WeWork’s losses almost quadrupled to $2.1bn in the first quarter of this year, as the co-working company haemorrhaged more than a quarter of its members and shelled out hundreds of millions of dollars to restructure its property portfolio.
Documents seen by the Financial Times showed lockdowns and remote working in the pandemic drove WeWork’s losses sharply higher from the $556m net loss incurred in the first three months of 2020, which was mildly impacted by the coronavirus pandemic.
A settlement with ousted co-founder Adam Neumann also counted for about $500m of the loss, said a person close to the company.
The losses incurred so far this year add to a $3.2bn loss in 2020, revealed in documents shown to prospective investors in WeWork and reviewed by the FT.
WeWork’s quarterly revenues fell almost 50 per cent year-on-year from $1.1bn to $598m and the company lost about 200,000 customers, according to the documents seen by the FT. The number of WeWork “members” fell from 693,000 in March 2020 to 490,000 a year later.
Restructuring and other related costs ballooned from $56m in the first quarter of 2020 to $494m in the first quarter of 2021, as WeWork pulled out of unprofitable locations.
The results underscore the extent of the challenge for WeWork, which told prospective investors in March that full-year revenues would climb rapidly from $3.2bn last year to $7bn by 2024. It is planning a second attempt at going public later this year.
The company expanded aggressively in the run-up to a planned initial public offering in 2019, taking leases in prime office buildings in major global cities such as London and New York. Stoked by billions of dollars of investment from SoftBank, its main backer, the company’s valuation peaked at $47bn in 2019.
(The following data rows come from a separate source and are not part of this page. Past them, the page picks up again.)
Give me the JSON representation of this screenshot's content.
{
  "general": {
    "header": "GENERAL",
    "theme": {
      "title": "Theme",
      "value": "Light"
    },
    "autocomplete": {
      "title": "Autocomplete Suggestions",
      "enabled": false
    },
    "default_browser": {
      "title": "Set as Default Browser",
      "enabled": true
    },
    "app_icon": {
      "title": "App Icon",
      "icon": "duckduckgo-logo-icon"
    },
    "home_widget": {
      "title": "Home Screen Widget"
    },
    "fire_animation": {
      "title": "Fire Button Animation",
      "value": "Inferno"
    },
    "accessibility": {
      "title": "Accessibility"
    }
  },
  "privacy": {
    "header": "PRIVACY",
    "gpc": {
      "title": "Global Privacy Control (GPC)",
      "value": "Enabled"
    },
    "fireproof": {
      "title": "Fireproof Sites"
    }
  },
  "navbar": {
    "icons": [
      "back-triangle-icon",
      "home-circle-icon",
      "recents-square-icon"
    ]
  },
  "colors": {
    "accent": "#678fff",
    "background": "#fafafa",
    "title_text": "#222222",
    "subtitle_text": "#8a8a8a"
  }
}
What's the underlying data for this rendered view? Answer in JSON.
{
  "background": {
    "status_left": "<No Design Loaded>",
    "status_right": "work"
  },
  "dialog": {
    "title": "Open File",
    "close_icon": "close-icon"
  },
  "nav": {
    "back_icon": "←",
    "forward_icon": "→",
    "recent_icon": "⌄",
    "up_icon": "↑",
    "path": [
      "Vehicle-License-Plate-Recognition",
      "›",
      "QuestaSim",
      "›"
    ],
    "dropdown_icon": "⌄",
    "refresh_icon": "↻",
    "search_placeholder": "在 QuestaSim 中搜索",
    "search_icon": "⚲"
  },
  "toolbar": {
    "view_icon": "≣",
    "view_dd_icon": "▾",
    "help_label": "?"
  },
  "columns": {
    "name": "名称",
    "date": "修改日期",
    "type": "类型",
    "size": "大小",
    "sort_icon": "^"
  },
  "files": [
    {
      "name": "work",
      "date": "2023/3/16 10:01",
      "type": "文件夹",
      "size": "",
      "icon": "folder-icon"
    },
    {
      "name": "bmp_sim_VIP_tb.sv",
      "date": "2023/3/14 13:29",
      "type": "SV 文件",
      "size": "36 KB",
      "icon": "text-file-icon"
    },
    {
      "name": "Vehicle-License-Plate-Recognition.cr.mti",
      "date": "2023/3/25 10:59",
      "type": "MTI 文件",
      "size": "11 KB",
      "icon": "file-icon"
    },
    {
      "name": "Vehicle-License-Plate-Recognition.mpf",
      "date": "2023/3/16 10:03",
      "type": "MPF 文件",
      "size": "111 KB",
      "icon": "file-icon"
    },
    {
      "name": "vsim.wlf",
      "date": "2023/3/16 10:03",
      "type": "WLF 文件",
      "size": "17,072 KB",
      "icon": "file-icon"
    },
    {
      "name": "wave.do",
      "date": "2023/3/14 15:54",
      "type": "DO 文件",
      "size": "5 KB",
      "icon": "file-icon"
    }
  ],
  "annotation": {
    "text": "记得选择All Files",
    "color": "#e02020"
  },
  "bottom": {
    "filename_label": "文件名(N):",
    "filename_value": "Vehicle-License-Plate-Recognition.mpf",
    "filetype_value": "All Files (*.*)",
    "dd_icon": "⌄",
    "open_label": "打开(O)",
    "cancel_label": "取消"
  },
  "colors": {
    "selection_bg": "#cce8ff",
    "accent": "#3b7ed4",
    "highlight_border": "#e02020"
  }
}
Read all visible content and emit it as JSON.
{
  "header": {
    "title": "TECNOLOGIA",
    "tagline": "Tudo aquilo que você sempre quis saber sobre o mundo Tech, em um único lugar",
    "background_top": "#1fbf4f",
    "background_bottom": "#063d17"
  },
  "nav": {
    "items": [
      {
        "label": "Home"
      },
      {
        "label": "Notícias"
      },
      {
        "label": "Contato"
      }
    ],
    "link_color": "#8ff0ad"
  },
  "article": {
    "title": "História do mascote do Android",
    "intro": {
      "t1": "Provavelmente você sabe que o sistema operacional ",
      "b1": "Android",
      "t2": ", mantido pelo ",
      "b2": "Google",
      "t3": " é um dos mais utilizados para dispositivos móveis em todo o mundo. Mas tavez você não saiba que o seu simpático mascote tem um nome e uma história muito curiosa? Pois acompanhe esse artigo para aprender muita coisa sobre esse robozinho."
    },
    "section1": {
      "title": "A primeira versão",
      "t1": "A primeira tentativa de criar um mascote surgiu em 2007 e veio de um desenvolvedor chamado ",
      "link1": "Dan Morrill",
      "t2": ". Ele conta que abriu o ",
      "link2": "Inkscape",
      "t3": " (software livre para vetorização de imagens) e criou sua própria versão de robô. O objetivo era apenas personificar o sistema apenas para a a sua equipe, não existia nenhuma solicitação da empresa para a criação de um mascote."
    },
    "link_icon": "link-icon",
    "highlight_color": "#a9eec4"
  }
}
But the valuation tumbled as investors scrutinised the company’s heavy spending and consistent losses, as well as the eccentric culture instilled by Neumann. Ultimately, the planned IPO was pulled and Neumann ceded his role as chief executive.
The person close to the company added that WeWork has access to liquidity of $2.2bn and, excluding one-off losses, “is on track operationally and financially”.
WeWork declined to comment.
Under Sandeep Mathrani, who took over as chief executive in February last year, WeWork is cutting costs. Selling, general and administrative expenses almost halved to $274m between the first quarter of 2020 and the first quarter of 2021. The costs associated with opening new offices and running existing ones fell about $160m to $852m in the same period.
With new management promising a more sober approach, WeWork is again attempting to go public via a merger with BowX Acquisition, a special purpose acquisition company set up by Vivek Ranadivé, founder of the California-based software group Tibco, at a valuation of $9bn.
The deal will pump $1.3bn in cash into WeWork, $800m from institutional investors such as Starwood Capital, Fidelity and BlackRock and $483m in cash BowX raised in its initial public offering.
Additional reporting by Andrew Edgecliffe-Johnson